Savannah Gardner
Photo: Flickr

In the wake of the 7.3 magnitude earthquake that rocked Nepal on April 25, the world responded to help those buried in rubble, but as the region rebuilt itself, traffickers preyed from the shadows on families seeking a better life.

Even before the earthquake hit two months ago, human trafficking in Nepal plagued communities and victimized children. According to a 2001 International Labor Organization study, 12,000 Nepalese children were brought to India as a result of human trafficking every year.

After natural disasters such as earthquakes, children face a greater risk of being trafficked.
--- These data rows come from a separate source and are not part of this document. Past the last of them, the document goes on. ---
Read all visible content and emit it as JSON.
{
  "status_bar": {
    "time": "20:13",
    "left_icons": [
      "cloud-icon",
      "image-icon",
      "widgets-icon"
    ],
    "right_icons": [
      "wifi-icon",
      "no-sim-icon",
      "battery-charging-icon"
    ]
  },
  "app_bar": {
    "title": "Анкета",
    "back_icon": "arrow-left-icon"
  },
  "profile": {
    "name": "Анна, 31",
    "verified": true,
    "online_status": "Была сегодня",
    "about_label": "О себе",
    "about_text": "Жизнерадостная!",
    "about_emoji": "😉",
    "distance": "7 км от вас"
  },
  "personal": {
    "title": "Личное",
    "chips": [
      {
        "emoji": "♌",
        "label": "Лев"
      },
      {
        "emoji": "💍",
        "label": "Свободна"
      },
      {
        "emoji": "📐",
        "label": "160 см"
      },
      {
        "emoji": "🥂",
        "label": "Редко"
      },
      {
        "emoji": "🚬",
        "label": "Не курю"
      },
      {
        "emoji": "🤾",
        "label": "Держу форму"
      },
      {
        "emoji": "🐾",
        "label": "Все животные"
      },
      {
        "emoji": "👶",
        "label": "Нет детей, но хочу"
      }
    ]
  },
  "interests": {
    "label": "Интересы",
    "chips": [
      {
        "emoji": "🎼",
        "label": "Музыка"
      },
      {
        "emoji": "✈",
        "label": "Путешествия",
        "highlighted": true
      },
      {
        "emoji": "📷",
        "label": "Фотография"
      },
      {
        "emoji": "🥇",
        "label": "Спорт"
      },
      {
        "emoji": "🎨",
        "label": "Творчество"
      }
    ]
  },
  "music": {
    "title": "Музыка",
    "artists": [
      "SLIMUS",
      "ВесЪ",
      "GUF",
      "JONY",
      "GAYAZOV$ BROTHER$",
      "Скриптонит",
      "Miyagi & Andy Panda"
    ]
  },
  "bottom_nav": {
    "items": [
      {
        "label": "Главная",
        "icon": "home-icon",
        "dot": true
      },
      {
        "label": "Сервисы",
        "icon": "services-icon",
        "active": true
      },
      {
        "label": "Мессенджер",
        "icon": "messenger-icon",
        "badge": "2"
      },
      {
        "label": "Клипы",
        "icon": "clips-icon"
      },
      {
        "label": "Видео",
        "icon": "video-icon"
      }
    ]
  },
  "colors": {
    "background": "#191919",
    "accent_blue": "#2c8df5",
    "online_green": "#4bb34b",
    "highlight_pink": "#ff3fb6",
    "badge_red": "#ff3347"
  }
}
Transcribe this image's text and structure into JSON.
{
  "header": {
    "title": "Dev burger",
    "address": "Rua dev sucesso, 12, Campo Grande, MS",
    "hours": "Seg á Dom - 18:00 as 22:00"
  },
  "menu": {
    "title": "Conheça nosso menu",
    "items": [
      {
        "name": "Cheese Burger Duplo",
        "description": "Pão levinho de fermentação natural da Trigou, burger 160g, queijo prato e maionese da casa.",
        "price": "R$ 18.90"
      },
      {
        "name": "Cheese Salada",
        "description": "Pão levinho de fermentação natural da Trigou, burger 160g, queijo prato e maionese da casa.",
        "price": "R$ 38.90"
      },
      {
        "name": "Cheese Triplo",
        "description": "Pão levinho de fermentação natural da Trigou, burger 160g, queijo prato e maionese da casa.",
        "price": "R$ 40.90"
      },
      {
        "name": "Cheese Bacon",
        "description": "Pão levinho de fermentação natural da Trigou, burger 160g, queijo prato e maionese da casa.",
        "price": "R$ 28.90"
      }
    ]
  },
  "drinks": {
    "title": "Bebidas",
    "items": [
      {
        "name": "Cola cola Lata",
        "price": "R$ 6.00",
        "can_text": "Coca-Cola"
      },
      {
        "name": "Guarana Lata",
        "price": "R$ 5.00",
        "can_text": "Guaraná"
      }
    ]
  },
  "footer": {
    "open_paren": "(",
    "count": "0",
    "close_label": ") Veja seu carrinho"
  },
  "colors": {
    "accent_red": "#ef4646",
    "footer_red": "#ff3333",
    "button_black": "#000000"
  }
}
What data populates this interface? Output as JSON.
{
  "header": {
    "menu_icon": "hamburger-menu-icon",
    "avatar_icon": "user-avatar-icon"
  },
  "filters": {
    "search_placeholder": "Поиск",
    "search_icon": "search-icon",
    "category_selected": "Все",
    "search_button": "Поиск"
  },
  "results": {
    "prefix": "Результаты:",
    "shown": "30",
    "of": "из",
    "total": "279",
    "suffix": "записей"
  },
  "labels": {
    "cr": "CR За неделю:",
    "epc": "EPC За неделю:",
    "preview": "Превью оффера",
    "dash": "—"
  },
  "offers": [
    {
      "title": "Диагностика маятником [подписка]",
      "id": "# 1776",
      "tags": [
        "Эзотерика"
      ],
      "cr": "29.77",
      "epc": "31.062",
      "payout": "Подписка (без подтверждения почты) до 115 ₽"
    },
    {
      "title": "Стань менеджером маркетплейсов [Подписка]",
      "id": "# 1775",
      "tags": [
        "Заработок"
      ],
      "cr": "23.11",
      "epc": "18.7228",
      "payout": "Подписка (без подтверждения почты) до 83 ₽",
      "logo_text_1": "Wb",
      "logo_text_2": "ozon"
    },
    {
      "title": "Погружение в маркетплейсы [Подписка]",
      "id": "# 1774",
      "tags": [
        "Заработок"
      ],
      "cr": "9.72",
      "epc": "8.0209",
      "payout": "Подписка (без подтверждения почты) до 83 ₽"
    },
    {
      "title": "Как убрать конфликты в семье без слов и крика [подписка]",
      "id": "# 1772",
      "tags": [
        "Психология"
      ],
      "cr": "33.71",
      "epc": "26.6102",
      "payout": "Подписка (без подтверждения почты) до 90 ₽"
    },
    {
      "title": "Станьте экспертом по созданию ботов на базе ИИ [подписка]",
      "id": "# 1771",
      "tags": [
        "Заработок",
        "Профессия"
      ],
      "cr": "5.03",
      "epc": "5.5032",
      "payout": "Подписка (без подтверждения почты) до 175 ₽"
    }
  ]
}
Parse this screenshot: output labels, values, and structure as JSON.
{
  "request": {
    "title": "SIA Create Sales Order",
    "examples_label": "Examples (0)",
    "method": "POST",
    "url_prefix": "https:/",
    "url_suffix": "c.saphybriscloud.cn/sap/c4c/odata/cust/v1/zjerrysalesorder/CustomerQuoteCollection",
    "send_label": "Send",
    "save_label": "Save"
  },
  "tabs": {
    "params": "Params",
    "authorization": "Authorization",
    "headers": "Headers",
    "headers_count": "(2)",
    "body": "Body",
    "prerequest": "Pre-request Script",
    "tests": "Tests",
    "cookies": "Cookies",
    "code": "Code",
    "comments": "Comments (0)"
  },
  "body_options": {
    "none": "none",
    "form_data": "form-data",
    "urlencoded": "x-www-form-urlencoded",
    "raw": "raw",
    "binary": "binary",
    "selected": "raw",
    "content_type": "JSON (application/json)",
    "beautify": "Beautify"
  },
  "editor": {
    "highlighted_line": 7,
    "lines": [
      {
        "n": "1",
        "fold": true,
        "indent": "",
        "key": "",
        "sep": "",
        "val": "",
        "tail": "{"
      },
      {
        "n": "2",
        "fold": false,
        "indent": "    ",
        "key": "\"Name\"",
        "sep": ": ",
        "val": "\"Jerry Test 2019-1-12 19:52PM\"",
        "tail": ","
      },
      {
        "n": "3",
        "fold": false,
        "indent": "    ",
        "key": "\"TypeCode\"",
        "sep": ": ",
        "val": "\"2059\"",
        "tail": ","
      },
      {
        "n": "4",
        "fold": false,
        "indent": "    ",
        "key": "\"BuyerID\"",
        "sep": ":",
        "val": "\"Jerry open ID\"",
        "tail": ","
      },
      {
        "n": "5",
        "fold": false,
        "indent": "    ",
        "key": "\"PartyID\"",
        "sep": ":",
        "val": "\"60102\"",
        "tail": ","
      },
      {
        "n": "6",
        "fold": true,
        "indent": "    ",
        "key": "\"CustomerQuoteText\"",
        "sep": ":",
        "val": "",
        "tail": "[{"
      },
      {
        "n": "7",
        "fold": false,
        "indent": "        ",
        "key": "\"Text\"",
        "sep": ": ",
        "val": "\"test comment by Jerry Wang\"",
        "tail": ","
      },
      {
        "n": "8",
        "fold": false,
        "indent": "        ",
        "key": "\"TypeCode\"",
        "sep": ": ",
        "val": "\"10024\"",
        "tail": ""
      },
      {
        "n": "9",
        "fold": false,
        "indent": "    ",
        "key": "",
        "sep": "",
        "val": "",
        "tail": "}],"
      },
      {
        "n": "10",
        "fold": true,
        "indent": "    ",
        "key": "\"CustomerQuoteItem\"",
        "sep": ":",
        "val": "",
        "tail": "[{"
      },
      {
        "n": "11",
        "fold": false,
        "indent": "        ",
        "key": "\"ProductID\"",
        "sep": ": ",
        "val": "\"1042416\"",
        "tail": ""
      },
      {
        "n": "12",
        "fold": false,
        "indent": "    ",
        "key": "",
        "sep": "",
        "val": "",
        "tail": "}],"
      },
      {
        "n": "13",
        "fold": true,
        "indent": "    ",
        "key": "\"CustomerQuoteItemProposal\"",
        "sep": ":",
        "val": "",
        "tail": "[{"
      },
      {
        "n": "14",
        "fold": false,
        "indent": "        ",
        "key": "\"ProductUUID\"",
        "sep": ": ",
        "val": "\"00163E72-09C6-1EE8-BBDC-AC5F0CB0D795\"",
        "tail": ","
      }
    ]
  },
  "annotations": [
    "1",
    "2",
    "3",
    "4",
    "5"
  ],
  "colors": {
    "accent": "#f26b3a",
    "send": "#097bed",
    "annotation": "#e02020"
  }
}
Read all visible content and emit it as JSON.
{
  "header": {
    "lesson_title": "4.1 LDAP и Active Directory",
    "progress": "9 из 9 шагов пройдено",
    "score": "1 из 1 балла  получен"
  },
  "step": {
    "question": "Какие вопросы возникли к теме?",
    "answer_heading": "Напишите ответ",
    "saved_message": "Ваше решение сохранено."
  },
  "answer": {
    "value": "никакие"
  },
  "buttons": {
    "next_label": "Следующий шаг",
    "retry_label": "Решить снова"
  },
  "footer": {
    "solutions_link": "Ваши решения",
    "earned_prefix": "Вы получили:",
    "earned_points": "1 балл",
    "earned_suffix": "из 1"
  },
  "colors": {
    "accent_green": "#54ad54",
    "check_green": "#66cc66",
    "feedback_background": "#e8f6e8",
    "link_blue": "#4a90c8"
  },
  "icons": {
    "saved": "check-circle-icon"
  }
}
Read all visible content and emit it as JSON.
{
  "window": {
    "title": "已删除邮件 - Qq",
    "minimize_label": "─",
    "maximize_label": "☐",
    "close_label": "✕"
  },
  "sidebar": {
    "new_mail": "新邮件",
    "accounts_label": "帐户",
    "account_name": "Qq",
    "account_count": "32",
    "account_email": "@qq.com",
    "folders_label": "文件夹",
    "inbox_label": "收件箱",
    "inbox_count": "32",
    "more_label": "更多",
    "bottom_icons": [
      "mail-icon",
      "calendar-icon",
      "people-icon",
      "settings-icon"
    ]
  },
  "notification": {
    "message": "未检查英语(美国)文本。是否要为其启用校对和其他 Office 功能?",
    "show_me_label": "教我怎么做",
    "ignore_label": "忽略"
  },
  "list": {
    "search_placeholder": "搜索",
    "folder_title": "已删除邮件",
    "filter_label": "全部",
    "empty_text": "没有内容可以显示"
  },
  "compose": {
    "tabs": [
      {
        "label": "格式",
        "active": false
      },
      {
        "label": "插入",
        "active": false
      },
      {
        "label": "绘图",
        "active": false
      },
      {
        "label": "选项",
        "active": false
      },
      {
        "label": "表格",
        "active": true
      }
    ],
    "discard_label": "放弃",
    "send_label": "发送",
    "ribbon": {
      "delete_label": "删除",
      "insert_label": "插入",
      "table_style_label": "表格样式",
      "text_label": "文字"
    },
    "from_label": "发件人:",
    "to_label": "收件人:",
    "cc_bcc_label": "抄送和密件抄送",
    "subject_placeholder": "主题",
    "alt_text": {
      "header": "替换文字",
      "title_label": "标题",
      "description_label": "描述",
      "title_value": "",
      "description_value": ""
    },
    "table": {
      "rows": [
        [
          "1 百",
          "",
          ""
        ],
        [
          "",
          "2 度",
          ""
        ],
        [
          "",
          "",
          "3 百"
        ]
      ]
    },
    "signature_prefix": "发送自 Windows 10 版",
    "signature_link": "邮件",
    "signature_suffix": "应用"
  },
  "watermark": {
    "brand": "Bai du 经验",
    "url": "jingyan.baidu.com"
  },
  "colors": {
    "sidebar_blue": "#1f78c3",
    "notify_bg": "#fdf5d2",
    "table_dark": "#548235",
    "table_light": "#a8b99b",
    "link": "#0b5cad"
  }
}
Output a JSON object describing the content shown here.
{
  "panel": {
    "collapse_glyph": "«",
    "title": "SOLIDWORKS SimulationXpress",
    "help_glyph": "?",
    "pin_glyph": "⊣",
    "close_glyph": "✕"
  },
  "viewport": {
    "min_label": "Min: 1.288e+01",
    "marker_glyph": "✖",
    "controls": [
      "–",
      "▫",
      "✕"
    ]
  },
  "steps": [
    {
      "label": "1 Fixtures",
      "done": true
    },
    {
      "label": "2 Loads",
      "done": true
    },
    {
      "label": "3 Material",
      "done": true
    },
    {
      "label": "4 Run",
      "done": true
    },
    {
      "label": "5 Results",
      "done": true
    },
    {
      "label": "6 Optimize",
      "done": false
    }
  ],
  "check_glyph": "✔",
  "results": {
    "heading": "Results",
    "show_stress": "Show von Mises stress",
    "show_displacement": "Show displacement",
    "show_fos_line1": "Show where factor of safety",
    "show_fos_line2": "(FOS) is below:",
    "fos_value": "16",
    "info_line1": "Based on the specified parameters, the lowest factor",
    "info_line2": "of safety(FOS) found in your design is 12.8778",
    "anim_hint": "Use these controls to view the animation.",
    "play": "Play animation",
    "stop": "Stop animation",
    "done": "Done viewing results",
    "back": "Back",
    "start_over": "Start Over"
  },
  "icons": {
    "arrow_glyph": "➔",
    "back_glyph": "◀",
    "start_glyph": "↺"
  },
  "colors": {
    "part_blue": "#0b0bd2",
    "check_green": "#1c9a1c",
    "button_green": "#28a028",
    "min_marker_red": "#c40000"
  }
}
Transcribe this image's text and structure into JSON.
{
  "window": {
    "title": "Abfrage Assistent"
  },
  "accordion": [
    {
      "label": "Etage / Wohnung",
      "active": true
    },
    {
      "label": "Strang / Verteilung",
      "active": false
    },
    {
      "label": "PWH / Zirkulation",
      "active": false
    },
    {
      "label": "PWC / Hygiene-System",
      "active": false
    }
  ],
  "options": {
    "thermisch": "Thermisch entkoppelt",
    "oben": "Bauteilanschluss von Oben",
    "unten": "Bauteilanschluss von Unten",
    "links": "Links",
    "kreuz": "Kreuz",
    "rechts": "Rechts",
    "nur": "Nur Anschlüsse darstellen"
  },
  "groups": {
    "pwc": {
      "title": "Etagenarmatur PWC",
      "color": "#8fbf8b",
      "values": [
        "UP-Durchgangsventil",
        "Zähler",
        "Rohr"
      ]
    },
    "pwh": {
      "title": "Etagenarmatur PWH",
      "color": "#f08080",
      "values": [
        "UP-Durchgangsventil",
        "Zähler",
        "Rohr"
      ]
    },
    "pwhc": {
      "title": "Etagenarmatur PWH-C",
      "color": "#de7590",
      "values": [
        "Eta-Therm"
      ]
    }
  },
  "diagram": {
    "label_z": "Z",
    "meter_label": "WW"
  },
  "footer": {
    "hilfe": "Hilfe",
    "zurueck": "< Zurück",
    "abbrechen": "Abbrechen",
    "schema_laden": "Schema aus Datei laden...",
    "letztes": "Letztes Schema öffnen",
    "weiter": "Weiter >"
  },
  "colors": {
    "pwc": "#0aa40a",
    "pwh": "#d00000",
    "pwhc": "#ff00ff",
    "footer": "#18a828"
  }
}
Girls who are not forced into prostitution would be sold as domestic slaves in India or other countries, and boys are often subjected to harsh working conditions against their will.

Traffickers approach tragedy stricken families offering education, food and security for their children, when in reality, children are whisked away in to a life of monstrous exploitation and horrendous abuse.

Thankfully, multiple organizations have made efforts to deal with the aforementioned issues. UNICEF, a United Nations children’s organization is working closely with the police in Nepal and has already rescued 245 children since the earthquake, by intercepting and thus preventing them from slipping into a dark underworld of sex slavery and forced labor. UNICEF is also supporting the local police in the establishment of 84 checkpoints and police stations throughout the country.

Maiti Nepal, a national NGO, non-profit organization, with the help of UNICEF, is beefing up interception and screening stations along the India and Chinese borders. UNICEF is ensuring child accountability through the strengthening of information management and coordination systems.

The Nepalese government suspended international adoption since the earthquake and in early June, they banned children from traveling between districts without parents or approved guardians. The registration of new orphanages has also been suspended.

The Indian Ministry of Home Affairs, issued an advisory to increase vigilance at border controls and has advised the society in India to be aware of human trafficking. UNICEF has since spearheaded an awareness and public information campaign by radio reaching the population through 40,000 flyers on prevention of family separation.

25 airline companies operating in Nepal have also been made aware of the need to screen passengers, ensuring that children are accompanied by their legal care givers. Radio Nepal is concurrently airing messages, reaching an estimated 70 percent of the population bolstering awareness.

Lastly, UNICEF has supported the establishment of hundreds of child friendly spaces and temporary learning centers, providing children with education programs as part of a back to school campaign.

Another problem in Nepal, which often hides behind a cloak of good intentions is “Orphanage Voluntourism”. Families around the world with expressed interest to adopt children perceived or mistaken to be orphans, are left unaware about the fact that these children have been deliberately separated from their families to attract high fee paying adoptive families.

UNICEF and its partners have thereby been working to encourage orphanage volunteering programs to discontinue their practices as volunteers. Although for the most part well intentioned, these can be ignorant to deceptive practices. Moreover, backgrounds are usually not adequately checked.

Nepal, like much of the developing world has thus been diseased by human trafficking long before the earthquake in April. After the catastrophe, however, the practice has amplified as wolves in sheep’s clothing prey on the unsuspecting and desperate. Organizations such as UNICEF are therefore out to bring down those who would seek to unreasonably profit from innocence and disaster.

– Jason Zimmerman

Sources: Free for Life, UNICEF, American Himalayan Foundation, The Guardian
Photo: UN News Centre